For international plugins, remember that utf8 strings can occupy more bytes than characters. You can use sizeof() to check the true size of a string.

Multi-dimensional with initializers

The following code will no longer work and will report error 47:

char WeaponNames[][] = {"awp", "rocket_launcher"};
char weapon[32] = WeaponNames[0]

The reason is that the final rank of the array has two different sizes, 4 bytes (for "awp") and 16 bytes (for "rocket_launcher"). Therefore the size of the last dimension is not known at compile-time. There are a few ways to work around this.

First, you can use a hardcoded size:

char WeaponNames[][32] = {"awp", "rocket_launcher"};
char weapon[32] = WeaponNames[0]

Second, you can use strcopy:

char WeaponNames[][] = {"awp", "rocket_launcher"};
char weapon[32]
strcopy(weapon, sizeof(weapon), WeaponNames[0])

warning 241: scalar assignment to array is deprecated

This warning will happen when the following pattern is detected:

int gNumKills[MAXPLAYERS + 1] = 0;

The error is that 0 is a scalar (a single value) being assigned to an array, which is illegal. The correct syntax is:

int gNumKills[MAXPLAYERS + 1] = {0, ...};

For 0 values (or false, or 0.0, or ""), an initializer is not needed at all:

int gNumKills[MAXPLAYERS + 1];

Since this pattern is quite common, we special-cased it so that it still works in 1.11 with a warning. In future versions it may become an error.

error 101: fixed dimensions must be after the array name, not on the type

The following code will trigger this error:

void GetVector(float[3] pos) {}

The brackets ([]) are in the wrong position. Next to the type, they indicate an array of unknown or any size. Next to the name, they indicate a fixed size. The correct syntax is:

void GetVector(float pos[3]) {}

error 165: cannot create dynamic arrays in static scope - did you mean to create a fixed-length array with brackets after the variable name?

The following code will trigger this error:

static float[3] sVector

This is similar to error 101 above. The brackets next to the type indicate an array of unknown size. When declaring a local variable in legacy syntax, the 3 indicates a dynamic array. Dynamic arrays aren't allowed in global or static scope. The correct syntax is:

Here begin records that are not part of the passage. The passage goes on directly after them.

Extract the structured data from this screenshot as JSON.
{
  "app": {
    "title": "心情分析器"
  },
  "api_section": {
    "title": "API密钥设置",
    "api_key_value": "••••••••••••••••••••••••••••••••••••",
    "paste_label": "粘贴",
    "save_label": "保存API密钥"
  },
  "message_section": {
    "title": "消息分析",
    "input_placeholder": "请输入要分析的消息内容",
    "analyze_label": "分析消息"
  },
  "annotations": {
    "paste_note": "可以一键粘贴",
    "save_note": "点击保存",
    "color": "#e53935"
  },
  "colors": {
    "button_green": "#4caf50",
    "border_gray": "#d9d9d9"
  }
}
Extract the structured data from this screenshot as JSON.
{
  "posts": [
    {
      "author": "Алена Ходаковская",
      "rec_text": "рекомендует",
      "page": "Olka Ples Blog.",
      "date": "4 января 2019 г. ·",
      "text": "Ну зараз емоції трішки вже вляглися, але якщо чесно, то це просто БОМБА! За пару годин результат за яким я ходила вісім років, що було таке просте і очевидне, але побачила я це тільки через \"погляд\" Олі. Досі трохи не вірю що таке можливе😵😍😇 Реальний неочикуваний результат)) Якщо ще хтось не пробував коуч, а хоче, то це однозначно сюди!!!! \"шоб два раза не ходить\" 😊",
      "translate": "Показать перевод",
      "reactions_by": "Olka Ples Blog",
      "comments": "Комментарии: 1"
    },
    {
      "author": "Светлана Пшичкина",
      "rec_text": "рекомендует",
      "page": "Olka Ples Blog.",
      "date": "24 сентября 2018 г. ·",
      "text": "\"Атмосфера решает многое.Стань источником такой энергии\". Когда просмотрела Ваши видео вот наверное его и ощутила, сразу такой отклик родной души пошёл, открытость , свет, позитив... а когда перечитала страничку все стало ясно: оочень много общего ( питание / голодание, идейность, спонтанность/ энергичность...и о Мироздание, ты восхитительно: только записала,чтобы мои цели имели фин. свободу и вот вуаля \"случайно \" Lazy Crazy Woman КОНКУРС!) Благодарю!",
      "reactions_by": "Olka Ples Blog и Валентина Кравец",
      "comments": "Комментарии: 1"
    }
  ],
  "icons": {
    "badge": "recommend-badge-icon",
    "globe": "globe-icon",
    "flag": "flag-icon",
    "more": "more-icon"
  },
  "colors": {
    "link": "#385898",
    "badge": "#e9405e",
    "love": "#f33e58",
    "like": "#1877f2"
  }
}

static float sVector[3]

Preprocessor Changes

In earlier versions of SourcePawn, the preprocessor had visibility into things it shouldn't have, like local variables and enum names. This no longer works:

enum Blah {
};

#if defined Blah
    // ...
#endif

Instead, consider either removing your dependence on the preprocessor, or by introducing a new macro:

enum Blah {
};
#define BLAH_ENABLED

#if defined BLAH_ENABLED
    // ...
#endif

The old behavior only worked in earlier compilers due to an implementation quirk. The preprocessor was sharing symbol tables with the rest of the compiler, meaning it had access to the entire language state. This kind of thing does not work at all in a proper compiler pipeline because the preprocessing stage is textual, not semantic. In fact it is an entirely separate language. So with 1.11, the preprocessor can only see preprocessor state, not language state.

C++ Changes

Plugins compiled with SourcePawn 1.11 use a new internal representation for multi-dimensional arrays called "direct arrays". A new method, IPluginRuntime::UsesDirectArrays, has been added to detect this. For extensions that provide natives taking multi-dimensional arrays or invoke public functions with multi-dimensional arrays, it is necessary to check for direct arrays and just memory access appropriately.

Previously, the effective address for a[i][j] was a + i + a[i] + j. When UsesDirectArrays is true, the formula is a[i] + j.